Friday, 21 June 2013

The House of the Deer by D.E. Stevenson

On hearing so many good things about D.E. Stevenson's books, and being keen on a certain type of vintage fiction, I felt it was past time for me to begin reading some of her books and borrowed this one from the library (but with a less romantic cover).  Right away I liked her style of writing and knew 'The House of the Deer', from 1971, would be one I would enjoy reading, especially with it being set in the Highlands of Scotland, which I love. 
 
 Gerald Burleigh-Brown is coerced, by his boss and brother-in-law Sir Walter MacCallum, to take his place and spend a holiday in an old house in the wilds of Scotland with some good friends of his and participate in the deer culling in the deer forest there.  There is much description of deer stalking, which I momentarily thought might put me off, but this is a very good story with elements of mystery, gentle romance, and adventure, and I believe it would appeal equally to men and women.  There are some rather exciting scenes in the second half of the book involving a small gang of dangerous criminals, but I'm giving nothing away to spoil the plot.
 
Here is an interesting detailed description of the house itself:
 
"Gerald looked at the old house with interest.  It was on the side of a hill near a burn and was built of rough grey stone.  The windows were on different levels and were of different sizes and shapes:  some were large and square, others were small and oblong.  Those facing west were built into a kind of bow, like half a tower.  Above that the half-tower became a whole tower with windows facing in three directions.  The roof, which was made of slate, was steep and uneven; gables jutted out at all angles and twisted chimneys sprouted in unexpected places.  The pepper-pot turrets, which had been added "just for fun", gave the place a rakish appearance.   "I've never seen anything like it before!" Gerald exclaimed.  "No, and you never will," declared Mac, smiling.
The House of the Deer was unique inside as well as outside.  There was one large room which ran through the centre of the house on the ground floor and had windows facing east and west.  It was used as a sitting-room at one end and as a dining-room at the other.  This was the old part of the house, as could be seen from the thickness of the walls.  The windows were set in deep embrasures which were filled with cushioned window-seats.  Halfway down one side of the room there was a huge stone fireplace with a wrought-iron grate for burning logs.  The furniture consisted of large chairs upholstered in brown leather (which probably had been new in Victorian times) and large bookcases containing books about fishing and shooting and the habits of deer.  There was a work-basket, bulging with grey woolen stockings, on one chair and a pile of papers on another."
The characters and their interactions seemed very real, and I look forward to reading more stories by D.E. Stevenson.

2 comments:

  1. I also enjoyed this book after being apprehensive, like you, about the deer stalking! I've only discovered DES in the last few years &I especially enjoy her Scottish books. have you read O Douglas? She was John Buchan's sister & wrote domestic fiction set in Scotland between the wars. Greyladies in Edinburgh have reprinted some of her books.

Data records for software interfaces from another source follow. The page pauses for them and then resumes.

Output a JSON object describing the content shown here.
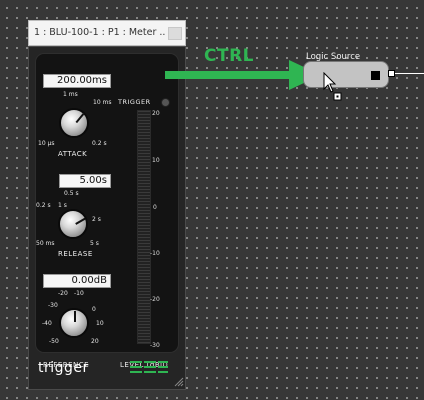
{
  "window": {
    "title": "1 : BLU-100-1 : P1 : Meter ..."
  },
  "module": {
    "attack": {
      "value": "200.00ms",
      "caption": "ATTACK",
      "scale": [
        "1 ms",
        "10 ms",
        "10 µs",
        "0.2 s"
      ]
    },
    "release": {
      "value": "5.00s",
      "caption": "RELEASE",
      "scale": [
        "0.5 s",
        "1 s",
        "0.2 s",
        "2 s",
        "50 ms",
        "5 s"
      ]
    },
    "reference": {
      "value": "0.00dB",
      "caption": "REFERENCE",
      "scale": [
        "-20",
        "-10",
        "-30",
        "0",
        "-40",
        "10",
        "-50",
        "20"
      ]
    },
    "trigger_label": "TRIGGER",
    "level_caption": "LEVEL (dBu)",
    "meter_ticks": [
      "20",
      "10",
      "0",
      "-10",
      "-20",
      "-30"
    ],
    "brand": "trigger"
  },
  "logic_source": {
    "title": "Logic Source"
  },
  "overlay": {
    "ctrl_text": "CTRL"
  },
  "colors": {
    "canvas": "#373737",
    "arrow": "#2fb552",
    "logic_block": "#c3c3c3"
  },
  "icons": [
    "close-icon",
    "knob-icon",
    "bss-logo-icon",
    "resize-grip-icon",
    "cursor-icon",
    "arrow-icon"
  ]
}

    ReplyDelete
  2. Hello, no I haven't read O Douglas, never heard of her, thanks for the suggestion. I really want to read a lot more John Buchan stories too. In a secondhand bookshop recently I found an old copy of memoirs written by Lady Tweedsmuir, which, upon browsing through, look wonderful. So many books...

    ReplyDelete